The PASC17 Conference, an interdisciplinary conference in high performance computing that brings together domain science, applied mathematics and computer science, is pleased to announce that this year’s program will include a panel discussion on the topic “Beyond Moore’s Law.” The panel discussion will be chaired by John Shalf from Lawrence Berkeley National Laboratory.
PASC17 Panel Discussion: Beyond Moore’s Law
The computer architecture and HPC communities are nearing the limits of scaling traditional CMOS technology that up to this day has followed Gordon Moore’s predictions for doubling transistor density every 24 months. In fact, CMOS is now predicted to first slow down and eventually cease scaling by the beginning or middle of the next decade, with industry forecasting that technologies beyond 2 or 3 nm may be infeasible or impractical due to cost, manufacturability, and the size of molecules which acts as a hard lower limit. The end of Moore’s law does not mean the end of performance scaling for digital computing, but an invitation to identify novel methods to continue this scaling. Extending Moore’s Law presents major technological challenges, given that any further long-term advances in performance over cost (compute efficiency) need to originate from novel architectures, technologies (devices), or computational models. In this panel discussion we will explore all these post-Moore approaches, and discuss what computational scientists should expect in the next decade.
About the session chair
John Shalf is Department Head for Computer Science at Lawrence Berkeley National Laboratory and deputy director of Hardware Technology for the DOE Exascale Computing Project (ECP). He is a co-author of over 80 publications in the field of parallel computing software and HPC technology, including three best papers and the widely cited report “The Landscape of Parallel Computing Research: A View from Berkeley” (with David Patterson and others), as well as “ExaScale Software Study: Software Challenges in Extreme Scale Systems,”which sets the Defense Advanced Research Project Agency’s (DARPA’s) information technology research investment strategy for the next decade. Before joining Berkeley Lab in 2000, he worked at the National Center for Supercomputing Applications at the University of Illinois and was a visiting scientist at the Max-Planck-Institut für Gravitationphysick/Albert Einstein Institut in Potsdam, Germany, where he co-developed the Cactus code framework for computational astrophysics.
Speakers for the panel discussion will be announced in the following weeks.

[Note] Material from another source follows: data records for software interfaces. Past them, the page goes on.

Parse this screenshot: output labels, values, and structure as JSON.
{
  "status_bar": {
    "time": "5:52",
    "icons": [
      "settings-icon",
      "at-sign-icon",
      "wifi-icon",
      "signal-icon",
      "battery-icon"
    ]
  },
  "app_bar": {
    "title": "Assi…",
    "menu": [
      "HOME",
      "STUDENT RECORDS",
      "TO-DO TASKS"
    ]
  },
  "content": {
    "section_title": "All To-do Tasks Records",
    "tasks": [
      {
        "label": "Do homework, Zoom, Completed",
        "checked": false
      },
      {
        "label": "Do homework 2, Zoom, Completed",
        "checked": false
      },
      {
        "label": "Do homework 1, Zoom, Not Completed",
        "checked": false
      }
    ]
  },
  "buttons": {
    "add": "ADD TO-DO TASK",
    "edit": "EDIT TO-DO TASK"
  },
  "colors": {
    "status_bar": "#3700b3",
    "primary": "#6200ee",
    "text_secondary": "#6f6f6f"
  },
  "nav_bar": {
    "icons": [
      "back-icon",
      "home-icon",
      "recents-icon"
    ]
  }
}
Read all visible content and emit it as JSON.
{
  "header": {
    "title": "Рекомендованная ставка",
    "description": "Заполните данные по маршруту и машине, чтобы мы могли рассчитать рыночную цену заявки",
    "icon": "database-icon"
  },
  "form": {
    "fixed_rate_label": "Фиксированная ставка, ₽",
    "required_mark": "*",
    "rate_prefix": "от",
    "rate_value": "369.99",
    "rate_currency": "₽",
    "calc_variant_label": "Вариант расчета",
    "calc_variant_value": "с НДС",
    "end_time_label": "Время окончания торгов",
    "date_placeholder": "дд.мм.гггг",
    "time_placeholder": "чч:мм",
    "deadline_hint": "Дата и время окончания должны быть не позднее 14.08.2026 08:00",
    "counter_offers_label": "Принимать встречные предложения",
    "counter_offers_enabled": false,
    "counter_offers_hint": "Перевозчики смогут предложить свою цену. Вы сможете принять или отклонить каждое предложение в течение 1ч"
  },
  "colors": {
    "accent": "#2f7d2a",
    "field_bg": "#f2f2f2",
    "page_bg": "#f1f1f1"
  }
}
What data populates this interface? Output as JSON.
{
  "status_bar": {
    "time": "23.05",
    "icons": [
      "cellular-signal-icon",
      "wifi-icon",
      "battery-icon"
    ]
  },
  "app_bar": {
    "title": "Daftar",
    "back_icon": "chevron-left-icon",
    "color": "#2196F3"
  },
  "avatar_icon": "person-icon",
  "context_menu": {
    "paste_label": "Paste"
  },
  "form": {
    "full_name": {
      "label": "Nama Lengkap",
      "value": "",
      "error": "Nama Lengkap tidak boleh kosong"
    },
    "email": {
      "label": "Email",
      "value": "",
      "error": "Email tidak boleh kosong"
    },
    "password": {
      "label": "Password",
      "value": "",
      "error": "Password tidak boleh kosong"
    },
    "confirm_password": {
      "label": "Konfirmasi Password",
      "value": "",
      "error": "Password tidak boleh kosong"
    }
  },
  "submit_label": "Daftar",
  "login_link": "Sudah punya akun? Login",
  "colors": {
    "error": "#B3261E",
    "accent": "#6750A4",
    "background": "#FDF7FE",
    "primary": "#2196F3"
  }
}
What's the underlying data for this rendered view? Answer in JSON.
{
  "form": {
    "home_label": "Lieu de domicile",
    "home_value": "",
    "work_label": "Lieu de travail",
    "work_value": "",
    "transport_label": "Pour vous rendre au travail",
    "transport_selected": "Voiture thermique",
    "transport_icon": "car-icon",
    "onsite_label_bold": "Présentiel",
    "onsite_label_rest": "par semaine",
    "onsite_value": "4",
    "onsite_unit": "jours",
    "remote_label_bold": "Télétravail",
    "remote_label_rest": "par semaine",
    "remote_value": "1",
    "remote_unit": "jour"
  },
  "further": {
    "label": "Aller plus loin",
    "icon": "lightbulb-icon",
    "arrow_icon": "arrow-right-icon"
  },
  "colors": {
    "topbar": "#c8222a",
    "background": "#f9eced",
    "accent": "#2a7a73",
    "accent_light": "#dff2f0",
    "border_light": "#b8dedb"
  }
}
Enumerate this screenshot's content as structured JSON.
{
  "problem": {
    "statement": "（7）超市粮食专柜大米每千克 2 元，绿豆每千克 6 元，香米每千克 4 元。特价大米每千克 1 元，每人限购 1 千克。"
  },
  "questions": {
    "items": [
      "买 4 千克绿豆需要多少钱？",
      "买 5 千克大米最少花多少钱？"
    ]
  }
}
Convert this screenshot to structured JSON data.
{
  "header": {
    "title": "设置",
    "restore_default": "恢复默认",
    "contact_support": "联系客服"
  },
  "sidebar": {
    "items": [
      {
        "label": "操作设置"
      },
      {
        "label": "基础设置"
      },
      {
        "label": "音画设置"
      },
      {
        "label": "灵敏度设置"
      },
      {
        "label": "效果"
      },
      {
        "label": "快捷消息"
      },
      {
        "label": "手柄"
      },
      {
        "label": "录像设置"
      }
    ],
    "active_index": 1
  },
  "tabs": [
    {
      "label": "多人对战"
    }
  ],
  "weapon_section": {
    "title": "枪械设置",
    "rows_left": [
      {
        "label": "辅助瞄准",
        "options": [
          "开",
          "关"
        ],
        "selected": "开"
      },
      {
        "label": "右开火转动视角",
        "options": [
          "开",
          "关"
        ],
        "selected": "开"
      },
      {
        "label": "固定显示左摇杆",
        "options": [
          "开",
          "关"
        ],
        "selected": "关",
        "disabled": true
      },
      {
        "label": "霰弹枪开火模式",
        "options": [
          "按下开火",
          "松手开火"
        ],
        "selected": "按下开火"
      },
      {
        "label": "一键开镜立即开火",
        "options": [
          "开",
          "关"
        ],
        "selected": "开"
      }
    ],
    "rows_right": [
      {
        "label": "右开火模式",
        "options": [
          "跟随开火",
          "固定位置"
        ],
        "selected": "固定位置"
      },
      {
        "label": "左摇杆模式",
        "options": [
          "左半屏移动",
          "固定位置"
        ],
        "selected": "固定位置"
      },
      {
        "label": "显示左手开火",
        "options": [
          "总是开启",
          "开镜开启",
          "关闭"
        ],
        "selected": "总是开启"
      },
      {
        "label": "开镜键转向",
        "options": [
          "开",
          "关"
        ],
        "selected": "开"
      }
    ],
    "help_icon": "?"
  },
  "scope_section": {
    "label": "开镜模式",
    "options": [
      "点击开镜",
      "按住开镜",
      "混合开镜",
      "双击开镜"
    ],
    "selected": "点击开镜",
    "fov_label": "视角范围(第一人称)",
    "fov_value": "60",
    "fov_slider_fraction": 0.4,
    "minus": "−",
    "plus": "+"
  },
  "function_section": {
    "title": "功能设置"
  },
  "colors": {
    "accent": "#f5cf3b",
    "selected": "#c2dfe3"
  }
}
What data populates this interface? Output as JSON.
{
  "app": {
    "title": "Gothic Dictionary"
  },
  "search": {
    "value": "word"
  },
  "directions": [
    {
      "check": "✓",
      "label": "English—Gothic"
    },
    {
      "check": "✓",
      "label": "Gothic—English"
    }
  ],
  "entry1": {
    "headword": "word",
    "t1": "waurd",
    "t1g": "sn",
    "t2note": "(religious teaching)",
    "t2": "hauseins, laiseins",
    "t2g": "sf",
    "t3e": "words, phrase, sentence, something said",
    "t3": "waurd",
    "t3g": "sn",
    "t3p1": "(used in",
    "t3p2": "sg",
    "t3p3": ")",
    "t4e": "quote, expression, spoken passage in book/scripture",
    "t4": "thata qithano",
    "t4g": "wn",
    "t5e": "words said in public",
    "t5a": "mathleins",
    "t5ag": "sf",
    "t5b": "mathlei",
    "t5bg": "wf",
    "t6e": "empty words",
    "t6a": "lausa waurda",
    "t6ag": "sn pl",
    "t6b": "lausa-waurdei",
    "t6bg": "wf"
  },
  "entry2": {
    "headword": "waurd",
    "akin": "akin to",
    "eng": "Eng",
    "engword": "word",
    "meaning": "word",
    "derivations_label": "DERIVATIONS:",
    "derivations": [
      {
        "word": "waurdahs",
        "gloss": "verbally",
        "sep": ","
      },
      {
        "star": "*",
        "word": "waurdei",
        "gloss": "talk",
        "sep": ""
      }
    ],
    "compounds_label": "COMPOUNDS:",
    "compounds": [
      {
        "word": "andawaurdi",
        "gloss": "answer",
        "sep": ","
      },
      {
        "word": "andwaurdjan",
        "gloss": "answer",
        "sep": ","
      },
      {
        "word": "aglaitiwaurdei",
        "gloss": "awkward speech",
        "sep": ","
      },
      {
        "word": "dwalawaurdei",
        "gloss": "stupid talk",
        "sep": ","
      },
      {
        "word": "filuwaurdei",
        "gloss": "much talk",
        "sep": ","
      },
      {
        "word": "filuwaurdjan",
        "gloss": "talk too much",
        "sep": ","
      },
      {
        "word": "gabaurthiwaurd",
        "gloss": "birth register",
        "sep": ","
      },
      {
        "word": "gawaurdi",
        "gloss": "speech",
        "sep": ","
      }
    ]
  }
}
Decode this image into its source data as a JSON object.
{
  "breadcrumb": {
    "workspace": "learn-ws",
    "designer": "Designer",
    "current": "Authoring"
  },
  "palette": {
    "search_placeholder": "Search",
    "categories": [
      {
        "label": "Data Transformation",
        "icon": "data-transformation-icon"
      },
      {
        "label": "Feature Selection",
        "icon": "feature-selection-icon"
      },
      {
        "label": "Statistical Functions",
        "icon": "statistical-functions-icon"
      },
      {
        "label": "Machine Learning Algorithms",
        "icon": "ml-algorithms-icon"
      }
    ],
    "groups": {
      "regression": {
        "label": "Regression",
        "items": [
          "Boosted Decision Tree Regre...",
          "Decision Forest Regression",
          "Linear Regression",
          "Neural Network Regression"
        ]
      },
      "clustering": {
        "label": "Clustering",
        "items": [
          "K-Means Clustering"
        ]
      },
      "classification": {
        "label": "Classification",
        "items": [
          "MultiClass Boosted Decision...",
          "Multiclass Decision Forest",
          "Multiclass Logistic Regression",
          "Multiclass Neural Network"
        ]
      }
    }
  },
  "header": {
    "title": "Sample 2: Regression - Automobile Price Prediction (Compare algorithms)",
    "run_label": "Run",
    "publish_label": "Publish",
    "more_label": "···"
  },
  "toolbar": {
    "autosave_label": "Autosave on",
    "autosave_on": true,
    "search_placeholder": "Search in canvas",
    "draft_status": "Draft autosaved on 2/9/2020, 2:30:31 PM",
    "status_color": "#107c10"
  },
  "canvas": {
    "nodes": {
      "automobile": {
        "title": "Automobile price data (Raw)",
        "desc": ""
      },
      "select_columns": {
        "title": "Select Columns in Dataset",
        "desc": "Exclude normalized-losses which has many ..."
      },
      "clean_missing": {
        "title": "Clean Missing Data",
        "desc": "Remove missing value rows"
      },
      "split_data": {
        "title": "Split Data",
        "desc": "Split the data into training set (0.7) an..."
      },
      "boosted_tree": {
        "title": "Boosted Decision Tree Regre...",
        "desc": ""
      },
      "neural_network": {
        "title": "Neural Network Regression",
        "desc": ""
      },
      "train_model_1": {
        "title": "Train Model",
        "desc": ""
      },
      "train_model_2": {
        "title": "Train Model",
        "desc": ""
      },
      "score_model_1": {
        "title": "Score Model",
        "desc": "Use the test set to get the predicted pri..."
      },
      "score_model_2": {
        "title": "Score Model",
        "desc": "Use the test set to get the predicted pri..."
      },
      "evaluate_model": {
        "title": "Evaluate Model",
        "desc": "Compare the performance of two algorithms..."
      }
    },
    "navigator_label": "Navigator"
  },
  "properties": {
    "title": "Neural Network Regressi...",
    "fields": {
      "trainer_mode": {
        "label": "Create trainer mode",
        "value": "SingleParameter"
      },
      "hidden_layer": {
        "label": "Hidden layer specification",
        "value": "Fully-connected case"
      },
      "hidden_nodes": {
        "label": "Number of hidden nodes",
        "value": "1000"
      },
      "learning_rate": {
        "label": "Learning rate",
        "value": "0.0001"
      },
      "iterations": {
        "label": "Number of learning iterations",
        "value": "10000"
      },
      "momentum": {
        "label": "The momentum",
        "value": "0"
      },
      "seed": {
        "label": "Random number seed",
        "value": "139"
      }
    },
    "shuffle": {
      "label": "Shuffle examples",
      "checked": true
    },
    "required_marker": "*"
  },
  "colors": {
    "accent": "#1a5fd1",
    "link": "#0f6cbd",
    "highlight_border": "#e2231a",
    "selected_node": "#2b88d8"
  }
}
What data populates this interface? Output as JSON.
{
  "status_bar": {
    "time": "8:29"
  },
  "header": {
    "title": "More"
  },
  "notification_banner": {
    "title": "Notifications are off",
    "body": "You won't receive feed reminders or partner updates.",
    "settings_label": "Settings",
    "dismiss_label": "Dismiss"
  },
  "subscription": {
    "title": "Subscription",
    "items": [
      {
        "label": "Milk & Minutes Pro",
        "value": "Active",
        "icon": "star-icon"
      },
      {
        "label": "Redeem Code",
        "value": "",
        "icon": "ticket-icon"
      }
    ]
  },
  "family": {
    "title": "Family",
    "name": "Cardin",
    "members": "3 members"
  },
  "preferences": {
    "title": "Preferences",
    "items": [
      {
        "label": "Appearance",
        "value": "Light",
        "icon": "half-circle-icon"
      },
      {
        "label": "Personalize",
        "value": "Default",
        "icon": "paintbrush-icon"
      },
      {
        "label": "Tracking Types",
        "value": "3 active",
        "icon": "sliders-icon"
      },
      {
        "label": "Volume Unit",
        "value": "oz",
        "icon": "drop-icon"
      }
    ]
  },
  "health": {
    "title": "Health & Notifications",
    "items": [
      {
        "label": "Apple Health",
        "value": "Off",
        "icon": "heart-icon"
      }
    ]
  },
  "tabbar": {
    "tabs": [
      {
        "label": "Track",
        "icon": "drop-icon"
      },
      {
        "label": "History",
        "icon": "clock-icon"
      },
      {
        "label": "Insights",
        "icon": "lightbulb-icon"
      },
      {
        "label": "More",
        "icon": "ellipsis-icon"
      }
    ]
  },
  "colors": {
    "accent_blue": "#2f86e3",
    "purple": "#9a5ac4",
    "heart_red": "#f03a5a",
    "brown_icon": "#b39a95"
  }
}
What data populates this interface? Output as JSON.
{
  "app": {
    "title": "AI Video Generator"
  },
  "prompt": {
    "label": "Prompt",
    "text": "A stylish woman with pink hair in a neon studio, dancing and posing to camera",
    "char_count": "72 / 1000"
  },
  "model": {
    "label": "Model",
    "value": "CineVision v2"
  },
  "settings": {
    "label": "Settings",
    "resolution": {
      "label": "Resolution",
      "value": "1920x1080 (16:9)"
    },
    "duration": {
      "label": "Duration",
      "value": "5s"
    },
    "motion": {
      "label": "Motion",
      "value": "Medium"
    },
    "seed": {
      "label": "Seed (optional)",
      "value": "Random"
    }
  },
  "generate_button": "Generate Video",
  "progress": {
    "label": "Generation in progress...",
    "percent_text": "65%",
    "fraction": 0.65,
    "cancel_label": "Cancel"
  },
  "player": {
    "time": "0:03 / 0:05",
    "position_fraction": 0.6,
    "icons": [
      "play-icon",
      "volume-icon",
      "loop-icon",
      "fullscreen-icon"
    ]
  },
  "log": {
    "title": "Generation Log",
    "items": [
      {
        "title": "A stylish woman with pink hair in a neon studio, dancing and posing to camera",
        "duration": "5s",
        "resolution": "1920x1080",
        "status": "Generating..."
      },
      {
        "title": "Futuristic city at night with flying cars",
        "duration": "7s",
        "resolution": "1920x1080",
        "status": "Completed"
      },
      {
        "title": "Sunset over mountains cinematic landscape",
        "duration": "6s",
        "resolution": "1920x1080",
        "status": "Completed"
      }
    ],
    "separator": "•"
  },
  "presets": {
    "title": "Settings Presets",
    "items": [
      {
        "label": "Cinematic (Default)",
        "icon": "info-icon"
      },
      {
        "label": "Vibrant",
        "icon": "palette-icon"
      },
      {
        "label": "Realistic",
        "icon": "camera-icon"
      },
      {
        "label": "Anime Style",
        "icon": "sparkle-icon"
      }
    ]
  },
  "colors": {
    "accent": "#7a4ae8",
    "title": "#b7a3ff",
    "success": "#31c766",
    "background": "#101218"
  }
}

For further details regarding the PASC17 Conference, please visit our website.
The PASC17 Conference, co-sponsored by the Association for Computing Machinery (ACM) and the Swiss National Supercomputing Centre (CSCS), will be held from June 26 to 28, 2017 at Palazzo dei Congressi, located in Lugano, Switzerland.